Only the lines containing the string "heading" are needed; copy all of them from the listing.
---------- Source data
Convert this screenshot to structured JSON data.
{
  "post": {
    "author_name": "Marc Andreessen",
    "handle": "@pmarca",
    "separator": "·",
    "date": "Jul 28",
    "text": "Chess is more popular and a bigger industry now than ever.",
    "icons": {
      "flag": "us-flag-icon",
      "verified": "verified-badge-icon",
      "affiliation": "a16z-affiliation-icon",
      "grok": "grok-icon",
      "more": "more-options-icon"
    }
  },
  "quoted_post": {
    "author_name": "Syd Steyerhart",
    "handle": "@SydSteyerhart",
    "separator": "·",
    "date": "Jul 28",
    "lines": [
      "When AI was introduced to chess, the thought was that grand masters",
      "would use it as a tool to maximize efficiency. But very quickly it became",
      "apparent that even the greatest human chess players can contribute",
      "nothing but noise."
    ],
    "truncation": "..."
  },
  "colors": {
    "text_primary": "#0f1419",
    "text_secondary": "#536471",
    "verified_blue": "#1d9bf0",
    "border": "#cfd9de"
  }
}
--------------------
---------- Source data
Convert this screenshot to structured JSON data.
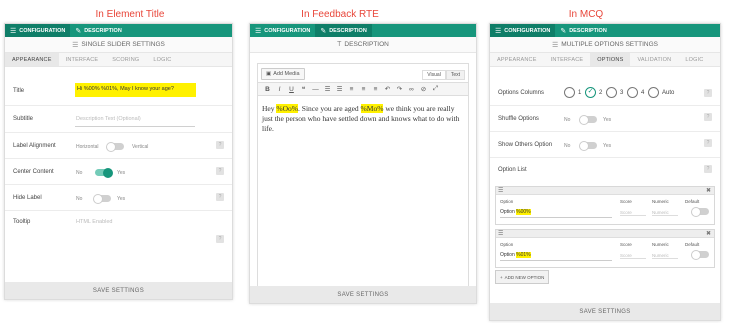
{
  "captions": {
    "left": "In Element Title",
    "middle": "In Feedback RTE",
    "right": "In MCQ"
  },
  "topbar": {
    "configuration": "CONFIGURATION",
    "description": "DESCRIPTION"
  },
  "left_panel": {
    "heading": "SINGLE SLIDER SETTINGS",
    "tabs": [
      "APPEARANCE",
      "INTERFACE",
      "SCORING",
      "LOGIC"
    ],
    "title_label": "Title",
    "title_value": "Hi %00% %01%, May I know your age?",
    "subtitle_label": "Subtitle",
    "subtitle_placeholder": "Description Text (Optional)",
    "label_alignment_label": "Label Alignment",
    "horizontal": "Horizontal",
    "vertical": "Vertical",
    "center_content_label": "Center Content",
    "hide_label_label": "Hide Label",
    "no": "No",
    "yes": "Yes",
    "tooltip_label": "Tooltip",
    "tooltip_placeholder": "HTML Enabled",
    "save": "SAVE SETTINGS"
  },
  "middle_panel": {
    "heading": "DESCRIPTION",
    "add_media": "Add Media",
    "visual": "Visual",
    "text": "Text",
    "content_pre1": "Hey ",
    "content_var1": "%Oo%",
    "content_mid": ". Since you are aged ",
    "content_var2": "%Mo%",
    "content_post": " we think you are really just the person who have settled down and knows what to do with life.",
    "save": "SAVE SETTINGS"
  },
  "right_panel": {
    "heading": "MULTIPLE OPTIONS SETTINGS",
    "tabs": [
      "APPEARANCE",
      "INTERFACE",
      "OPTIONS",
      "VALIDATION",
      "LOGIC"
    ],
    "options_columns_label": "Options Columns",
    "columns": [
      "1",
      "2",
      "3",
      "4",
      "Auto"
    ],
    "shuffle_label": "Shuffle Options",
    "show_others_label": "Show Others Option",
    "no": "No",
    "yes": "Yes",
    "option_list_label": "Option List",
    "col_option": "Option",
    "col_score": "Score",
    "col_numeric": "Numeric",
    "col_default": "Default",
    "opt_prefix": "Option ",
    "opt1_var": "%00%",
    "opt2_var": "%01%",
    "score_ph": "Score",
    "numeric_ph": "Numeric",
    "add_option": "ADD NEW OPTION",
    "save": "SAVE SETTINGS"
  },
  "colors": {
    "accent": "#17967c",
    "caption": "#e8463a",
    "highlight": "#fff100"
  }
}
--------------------
### Solution to this problem
    "heading": "SINGLE SLIDER SETTINGS",
    "heading": "DESCRIPTION",
    "heading": "MULTIPLE OPTIONS SETTINGS",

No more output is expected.